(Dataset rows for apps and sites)
◇ ◇ ◇ ◇

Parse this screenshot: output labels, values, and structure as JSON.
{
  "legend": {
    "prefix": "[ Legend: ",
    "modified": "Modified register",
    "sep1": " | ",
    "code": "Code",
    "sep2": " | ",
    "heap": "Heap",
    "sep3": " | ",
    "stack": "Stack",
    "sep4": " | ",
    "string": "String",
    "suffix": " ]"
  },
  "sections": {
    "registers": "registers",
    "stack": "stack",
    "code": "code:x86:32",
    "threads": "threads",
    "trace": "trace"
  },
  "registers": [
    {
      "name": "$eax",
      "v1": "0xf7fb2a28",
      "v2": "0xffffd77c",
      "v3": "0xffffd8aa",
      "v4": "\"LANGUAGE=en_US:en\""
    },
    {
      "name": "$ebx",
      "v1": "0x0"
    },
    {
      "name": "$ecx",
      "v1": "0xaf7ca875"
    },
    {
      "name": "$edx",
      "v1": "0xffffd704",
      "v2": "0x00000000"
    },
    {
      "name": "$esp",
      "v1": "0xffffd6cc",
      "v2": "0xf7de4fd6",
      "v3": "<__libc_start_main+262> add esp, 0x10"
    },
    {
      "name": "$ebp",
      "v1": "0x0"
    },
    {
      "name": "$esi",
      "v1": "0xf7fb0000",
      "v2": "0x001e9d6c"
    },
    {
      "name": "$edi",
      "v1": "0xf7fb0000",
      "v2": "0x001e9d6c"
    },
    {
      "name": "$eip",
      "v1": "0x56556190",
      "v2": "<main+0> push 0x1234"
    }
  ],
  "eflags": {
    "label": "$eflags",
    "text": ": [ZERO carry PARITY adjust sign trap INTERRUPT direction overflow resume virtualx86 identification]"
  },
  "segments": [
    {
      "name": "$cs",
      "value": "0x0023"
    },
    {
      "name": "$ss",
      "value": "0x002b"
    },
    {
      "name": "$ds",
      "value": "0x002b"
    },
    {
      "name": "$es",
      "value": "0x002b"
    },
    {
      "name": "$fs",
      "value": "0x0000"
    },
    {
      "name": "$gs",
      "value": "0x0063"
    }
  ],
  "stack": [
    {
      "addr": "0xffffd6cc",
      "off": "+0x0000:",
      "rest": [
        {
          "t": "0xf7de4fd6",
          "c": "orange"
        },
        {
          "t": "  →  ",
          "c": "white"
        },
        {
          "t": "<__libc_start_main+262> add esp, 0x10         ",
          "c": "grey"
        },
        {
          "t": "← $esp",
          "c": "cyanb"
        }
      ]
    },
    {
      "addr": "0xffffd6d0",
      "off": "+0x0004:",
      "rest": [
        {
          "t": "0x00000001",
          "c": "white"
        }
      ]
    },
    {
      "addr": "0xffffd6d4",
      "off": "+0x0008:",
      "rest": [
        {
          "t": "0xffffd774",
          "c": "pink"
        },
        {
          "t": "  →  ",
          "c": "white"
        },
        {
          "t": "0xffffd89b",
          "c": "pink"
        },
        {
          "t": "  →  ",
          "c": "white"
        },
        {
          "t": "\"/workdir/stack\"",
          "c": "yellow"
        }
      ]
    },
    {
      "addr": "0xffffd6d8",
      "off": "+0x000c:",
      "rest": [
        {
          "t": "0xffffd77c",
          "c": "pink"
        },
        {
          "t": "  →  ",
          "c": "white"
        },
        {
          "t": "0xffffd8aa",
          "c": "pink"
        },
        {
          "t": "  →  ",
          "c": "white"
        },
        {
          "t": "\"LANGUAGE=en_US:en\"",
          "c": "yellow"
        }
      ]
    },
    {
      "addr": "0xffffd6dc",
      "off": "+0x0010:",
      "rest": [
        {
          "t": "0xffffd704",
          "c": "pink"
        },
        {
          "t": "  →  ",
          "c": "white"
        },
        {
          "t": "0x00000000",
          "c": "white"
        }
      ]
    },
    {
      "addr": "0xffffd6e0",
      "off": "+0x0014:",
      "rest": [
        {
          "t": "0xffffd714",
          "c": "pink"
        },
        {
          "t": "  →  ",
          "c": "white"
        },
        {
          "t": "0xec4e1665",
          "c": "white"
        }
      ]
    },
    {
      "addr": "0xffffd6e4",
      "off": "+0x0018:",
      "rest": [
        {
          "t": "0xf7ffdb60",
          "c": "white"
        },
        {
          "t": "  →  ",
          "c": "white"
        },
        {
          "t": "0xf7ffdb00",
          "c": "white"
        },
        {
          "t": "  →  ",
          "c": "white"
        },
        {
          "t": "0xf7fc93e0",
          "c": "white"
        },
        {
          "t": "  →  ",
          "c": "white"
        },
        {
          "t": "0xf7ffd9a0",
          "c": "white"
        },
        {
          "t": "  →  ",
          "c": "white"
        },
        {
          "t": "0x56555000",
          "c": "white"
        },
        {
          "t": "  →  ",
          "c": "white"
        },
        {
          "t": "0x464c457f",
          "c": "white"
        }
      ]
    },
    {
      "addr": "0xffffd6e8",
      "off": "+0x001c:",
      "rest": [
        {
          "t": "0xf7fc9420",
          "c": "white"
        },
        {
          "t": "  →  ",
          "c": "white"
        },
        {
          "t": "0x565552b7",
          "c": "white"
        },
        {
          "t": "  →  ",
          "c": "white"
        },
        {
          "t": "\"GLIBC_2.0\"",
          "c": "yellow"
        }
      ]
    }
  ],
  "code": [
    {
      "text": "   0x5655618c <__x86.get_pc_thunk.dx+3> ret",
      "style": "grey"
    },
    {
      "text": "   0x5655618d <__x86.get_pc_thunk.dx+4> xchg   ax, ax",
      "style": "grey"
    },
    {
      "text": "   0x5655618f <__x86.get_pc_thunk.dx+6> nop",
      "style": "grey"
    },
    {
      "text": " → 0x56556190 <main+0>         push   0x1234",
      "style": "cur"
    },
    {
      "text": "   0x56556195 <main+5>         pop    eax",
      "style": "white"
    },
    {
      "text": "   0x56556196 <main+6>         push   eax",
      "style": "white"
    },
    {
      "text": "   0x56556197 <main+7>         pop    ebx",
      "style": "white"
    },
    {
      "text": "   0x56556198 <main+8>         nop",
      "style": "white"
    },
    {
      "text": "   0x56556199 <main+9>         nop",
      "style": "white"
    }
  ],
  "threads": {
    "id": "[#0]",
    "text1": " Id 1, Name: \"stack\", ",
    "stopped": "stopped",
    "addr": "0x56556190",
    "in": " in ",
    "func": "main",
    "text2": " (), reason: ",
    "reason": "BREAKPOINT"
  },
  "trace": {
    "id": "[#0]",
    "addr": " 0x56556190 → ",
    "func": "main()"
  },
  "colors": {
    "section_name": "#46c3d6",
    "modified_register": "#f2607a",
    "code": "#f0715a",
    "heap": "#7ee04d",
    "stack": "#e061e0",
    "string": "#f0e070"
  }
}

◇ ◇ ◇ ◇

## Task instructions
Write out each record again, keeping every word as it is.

## Answer space
Parse this screenshot: output labels, values, and structure as JSON.
{
  "legend": {
    "prefix": "[ Legend: ",
    "modified": "Modified register",
    "sep1": " | ",
    "code": "Code",
    "sep2": " | ",
    "heap": "Heap",
    "sep3": " | ",
    "stack": "Stack",
    "sep4": " | ",
    "string": "String",
    "suffix": " ]"
  },
  "sections": {
    "registers": "registers",
    "stack": "stack",
    "code": "code:x86:32",
    "threads": "threads",
    "trace": "trace"
  },
  "registers": [
    {
      "name": "$eax",
      "v1": "0xf7fb2a28",
      "v2": "0xffffd77c",
      "v3": "0xffffd8aa",
      "v4": "\"LANGUAGE=en_US:en\""
    },
    {
      "name": "$ebx",
      "v1": "0x0"
    },
    {
      "name": "$ecx",
      "v1": "0xaf7ca875"
    },
    {
      "name": "$edx",
      "v1": "0xffffd704",
      "v2": "0x00000000"
    },
    {
      "name": "$esp",
      "v1": "0xffffd6cc",
      "v2": "0xf7de4fd6",
      "v3": "<__libc_start_main+262> add esp, 0x10"
    },
    {
      "name": "$ebp",
      "v1": "0x0"
    },
    {
      "name": "$esi",
      "v1": "0xf7fb0000",
      "v2": "0x001e9d6c"
    },
    {
      "name": "$edi",
      "v1": "0xf7fb0000",
      "v2": "0x001e9d6c"
    },
    {
      "name": "$eip",
      "v1": "0x56556190",
      "v2": "<main+0> push 0x1234"
    }
  ],
  "eflags": {
    "label": "$eflags",
    "text": ": [ZERO carry PARITY adjust sign trap INTERRUPT direction overflow resume virtualx86 identification]"
  },
  "segments": [
    {
      "name": "$cs",
      "value": "0x0023"
    },
    {
      "name": "$ss",
      "value": "0x002b"
    },
    {
      "name": "$ds",
      "value": "0x002b"
    },
    {
      "name": "$es",
      "value": "0x002b"
    },
    {
      "name": "$fs",
      "value": "0x0000"
    },
    {
      "name": "$gs",
      "value": "0x0063"
    }
  ],
  "stack": [
    {
      "addr": "0xffffd6cc",
      "off": "+0x0000:",
      "rest": [
        {
          "t": "0xf7de4fd6",
          "c": "orange"
        },
        {
          "t": "  →  ",
          "c": "white"
        },
        {
          "t": "<__libc_start_main+262> add esp, 0x10         ",
          "c": "grey"
        },
        {
          "t": "← $esp",
          "c": "cyanb"
        }
      ]
    },
    {
      "addr": "0xffffd6d0",
      "off": "+0x0004:",
      "rest": [
        {
          "t": "0x00000001",
          "c": "white"
        }
      ]
    },
    {
      "addr": "0xffffd6d4",
      "off": "+0x0008:",
      "rest": [
        {
          "t": "0xffffd774",
          "c": "pink"
        },
        {
          "t": "  →  ",
          "c": "white"
        },
        {
          "t": "0xffffd89b",
          "c": "pink"
        },
        {
          "t": "  →  ",
          "c": "white"
        },
        {
          "t": "\"/workdir/stack\"",
          "c": "yellow"
        }
      ]
    },
    {
      "addr": "0xffffd6d8",
      "off": "+0x000c:",
      "rest": [
        {
          "t": "0xffffd77c",
          "c": "pink"
        },
        {
          "t": "  →  ",
          "c": "white"
        },
        {
          "t": "0xffffd8aa",
          "c": "pink"
        },
        {
          "t": "  →  ",
          "c": "white"
        },
        {
          "t": "\"LANGUAGE=en_US:en\"",
          "c": "yellow"
        }
      ]
    },
    {
      "addr": "0xffffd6dc",
      "off": "+0x0010:",
      "rest": [
        {
          "t": "0xffffd704",
          "c": "pink"
        },
        {
          "t": "  →  ",
          "c": "white"
        },
        {
          "t": "0x00000000",
          "c": "white"
        }
      ]
    },
    {
      "addr": "0xffffd6e0",
      "off": "+0x0014:",
      "rest": [
        {
          "t": "0xffffd714",
          "c": "pink"
        },
        {
          "t": "  →  ",
          "c": "white"
        },
        {
          "t": "0xec4e1665",
          "c": "white"
        }
      ]
    },
    {
      "addr": "0xffffd6e4",
      "off": "+0x0018:",
      "rest": [
        {
          "t": "0xf7ffdb60",
          "c": "white"
        },
        {
          "t": "  →  ",
          "c": "white"
        },
        {
          "t": "0xf7ffdb00",
          "c": "white"
        },
        {
          "t": "  →  ",
          "c": "white"
        },
        {
          "t": "0xf7fc93e0",
          "c": "white"
        },
        {
          "t": "  →  ",
          "c": "white"
        },
        {
          "t": "0xf7ffd9a0",
          "c": "white"
        },
        {
          "t": "  →  ",
          "c": "white"
        },
        {
          "t": "0x56555000",
          "c": "white"
        },
        {
          "t": "  →  ",
          "c": "white"
        },
        {
          "t": "0x464c457f",
          "c": "white"
        }
      ]
    },
    {
      "addr": "0xffffd6e8",
      "off": "+0x001c:",
      "rest": [
        {
          "t": "0xf7fc9420",
          "c": "white"
        },
        {
          "t": "  →  ",
          "c": "white"
        },
        {
          "t": "0x565552b7",
          "c": "white"
        },
        {
          "t": "  →  ",
          "c": "white"
        },
        {
          "t": "\"GLIBC_2.0\"",
          "c": "yellow"
        }
      ]
    }
  ],
  "code": [
    {
      "text": "   0x5655618c <__x86.get_pc_thunk.dx+3> ret",
      "style": "grey"
    },
    {
      "text": "   0x5655618d <__x86.get_pc_thunk.dx+4> xchg   ax, ax",
      "style": "grey"
    },
    {
      "text": "   0x5655618f <__x86.get_pc_thunk.dx+6> nop",
      "style": "grey"
    },
    {
      "text": " → 0x56556190 <main+0>         push   0x1234",
      "style": "cur"
    },
    {
      "text": "   0x56556195 <main+5>         pop    eax",
      "style": "white"
    },
    {
      "text": "   0x56556196 <main+6>         push   eax",
      "style": "white"
    },
    {
      "text": "   0x56556197 <main+7>         pop    ebx",
      "style": "white"
    },
    {
      "text": "   0x56556198 <main+8>         nop",
      "style": "white"
    },
    {
      "text": "   0x56556199 <main+9>         nop",
      "style": "white"
    }
  ],
  "threads": {
    "id": "[#0]",
    "text1": " Id 1, Name: \"stack\", ",
    "stopped": "stopped",
    "addr": "0x56556190",
    "in": " in ",
    "func": "main",
    "text2": " (), reason: ",
    "reason": "BREAKPOINT"
  },
  "trace": {
    "id": "[#0]",
    "addr": " 0x56556190 → ",
    "func": "main()"
  },
  "colors": {
    "section_name": "#46c3d6",
    "modified_register": "#f2607a",
    "code": "#f0715a",
    "heap": "#7ee04d",
    "stack": "#e061e0",
    "string": "#f0e070"
  }
}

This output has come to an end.